OCR for page 84
Proceedings of the National Academy of Sciences of the United States of America correlated with the index of annual costs that we estimate. Also, patent applications in patent classes that deal with combustion engines increased dramatically after both increases in gas prices. These latter two facts provide some indication that gas price increases induced technological change, which enabled an increase in the fuel efficiency of new car models with only moderate, if any, increases in production costs. In future work we hope to provide a more detailed analysis of these phenomena, as well as integrate (perhaps improved versions) of our hedonic cost functions with an analysis of the demand-side of the market (as in ref. 7). This ought to enable us to obtain a deeper understanding of the automobile industry and its likely responses to various changes in its environment. We thank the participants at the National Academy of Sciences conference on Science and the Economy, particularly to Dale Jorgenson, and to Zvi Griliches, Jim Levinsohn, and Bill Nordhaus, for helpful comments. Maria Borga, Deepak Agrawal, and Akiko Tamura provided excellent research assistance.
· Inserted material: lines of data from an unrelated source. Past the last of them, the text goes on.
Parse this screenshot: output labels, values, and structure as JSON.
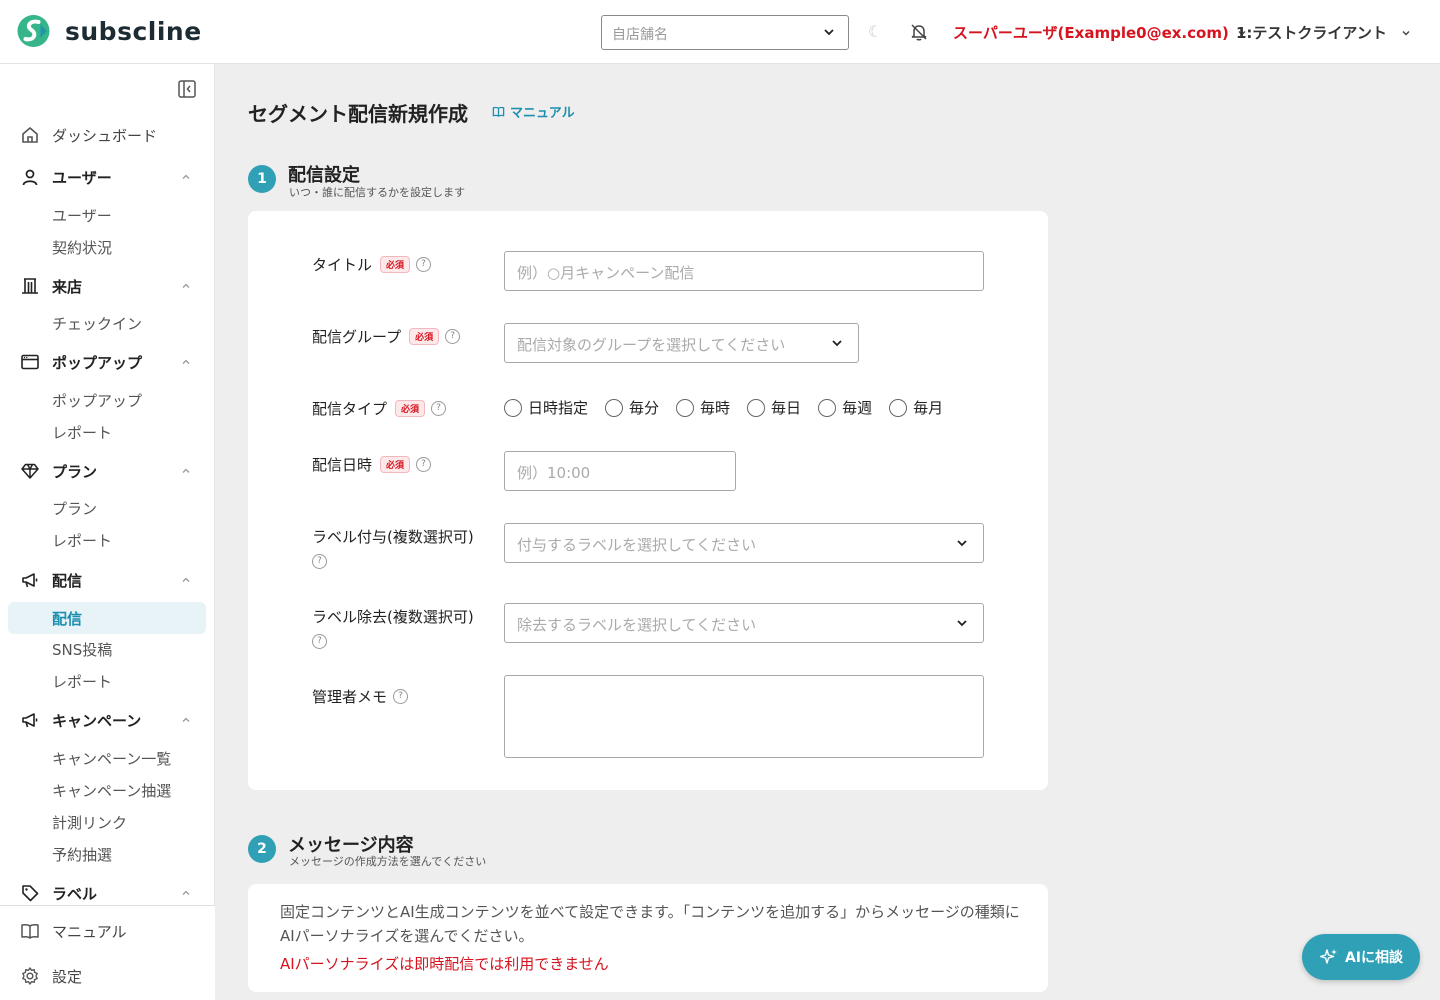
{
  "header": {
    "brand": "subscline",
    "store_placeholder": "自店舗名",
    "theme_glyph": "☾",
    "user_label": "スーパーユーザ(Example0@ex.com)",
    "client_label": "1:テストクライアント"
  },
  "sidebar": {
    "dashboard": "ダッシュボード",
    "groups": {
      "users": {
        "label": "ユーザー",
        "items": [
          "ユーザー",
          "契約状況"
        ]
      },
      "visits": {
        "label": "来店",
        "items": [
          "チェックイン"
        ]
      },
      "popup": {
        "label": "ポップアップ",
        "items": [
          "ポップアップ",
          "レポート"
        ]
      },
      "plan": {
        "label": "プラン",
        "items": [
          "プラン",
          "レポート"
        ]
      },
      "delivery": {
        "label": "配信",
        "items": [
          "配信",
          "SNS投稿",
          "レポート"
        ],
        "active": "配信"
      },
      "campaign": {
        "label": "キャンペーン",
        "items": [
          "キャンペーン一覧",
          "キャンペーン抽選",
          "計測リンク",
          "予約抽選"
        ]
      },
      "label": {
        "label": "ラベル"
      }
    },
    "footer": {
      "manual": "マニュアル",
      "settings": "設定"
    }
  },
  "main": {
    "title": "セグメント配信新規作成",
    "manual_link": "マニュアル",
    "step1": {
      "number": "1",
      "title": "配信設定",
      "subtitle": "いつ・誰に配信するかを設定します"
    },
    "fields": {
      "required_badge": "必須",
      "help_glyph": "?",
      "title": {
        "label": "タイトル",
        "placeholder": "例）○月キャンペーン配信"
      },
      "group": {
        "label": "配信グループ",
        "placeholder": "配信対象のグループを選択してください"
      },
      "type": {
        "label": "配信タイプ",
        "options": [
          "日時指定",
          "毎分",
          "毎時",
          "毎日",
          "毎週",
          "毎月"
        ]
      },
      "datetime": {
        "label": "配信日時",
        "placeholder": "例）10:00"
      },
      "label_add": {
        "label": "ラベル付与(複数選択可)",
        "placeholder": "付与するラベルを選択してください"
      },
      "label_remove": {
        "label": "ラベル除去(複数選択可)",
        "placeholder": "除去するラベルを選択してください"
      },
      "memo": {
        "label": "管理者メモ"
      }
    },
    "step2": {
      "number": "2",
      "title": "メッセージ内容",
      "subtitle": "メッセージの作成方法を選んでください",
      "description": "固定コンテンツとAI生成コンテンツを並べて設定できます。「コンテンツを追加する」からメッセージの種類にAIパーソナライズを選んでください。",
      "warning": "AIパーソナライズは即時配信では利用できません"
    }
  },
  "ai_button": "AIに相談",
  "colors": {
    "accent": "#2fa0b5",
    "brand_red": "#d6131e",
    "link": "#1c8fb0"
  }
}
We gratefully acknowledge support from National Science Foundation Grants SES-9122672 (to S.B., James Levinsohn, and A.P.) and SBR-9512106 (to A.P.) and from Environmental Protection Agency Grant R81–9878–010. 1. Dewees, D.N. (1974) Economics and Public Policy: The Automobile Pollution Case (MIT Press, Cambridge, MA). 2. Toder, E.J., Cardell, N.S. & Burton, E. (1978) Trade Policy and the U.S. Automobile Industry (Praeger, New York). 3. White, L.J. (1982) The Regulation of Air Pollutant Emissions from Motor Vehicles (American Enterprise Institute, Washington, DC). 4. Abernathy, W.J., Clark, K.B. & Kantrow, A.M. (1983) Industrial Renaissance: Producing a Competitive Future for America (Basic Books, New York). 5. Crandall, R., Gruenspecht, T., Keeler, T. & Lave, L. (1986) Regulating the Automobile (Brookings Institution, Cambridge, MA). 6. Aizcorbe, A., Winston, C. & Friedlaender, A. (1987) Blind Intersection? Policy and the Automobile Industry (Brookings Institution, Washington, DC). 7. Berry, S., Levinsohn, J. & Pakes, A. (1995) Econometrica 60, 889–917. 8. Havenrich, R., Marrell, J. & Hellman, K. (1991) Light-Duty Automotive Technology and Fuel Economy Trends Through 1991: A Technical Report (EPA, Washington, DC). 9. Lancaster, K. (1971) Consumer Demand: A New Approach (Columbia Univ. Press, New York). 10. Court, A. (1939) The Dynamics of Automobile Demand (General Motors Corporation, Detroit), pp. 99–117. 11. Griliches, Z. (1961) The Price Statistics of the Federal Government (NBER, New York). 12. Bresnahan, T. (1987) J. Ind. Econ. 35, 457–482. 13. Feenstra, R. & Levinsohn, J. (1995) Rev. Econ. Studies 62,19–52. 14. Friedlaender, A. R, Winston, C. & Wang, K. (1995) RAND 14,1–20. 15. McGuckin, R. & Pascoe, G. (1988) Surv. Curr. Bus. 68, 30–37. 16. Bresnahan, T. & Ramey, V. (1994) Q.J. Econ. 109, 593–624. 17. Bresnahan, T.F. & Yao, D.A. (1985) RAND 16, 437–455. 18. Pakes, A., Berry, S. & Levinsohn, J. (1993) Am. Econ. Rev. Paper Proc. 83, 240–246. 19. Pakes, A. & Griliches, Z. (1980) Econ. Lett. 5, 377–381.
Representative terms from entire chapter: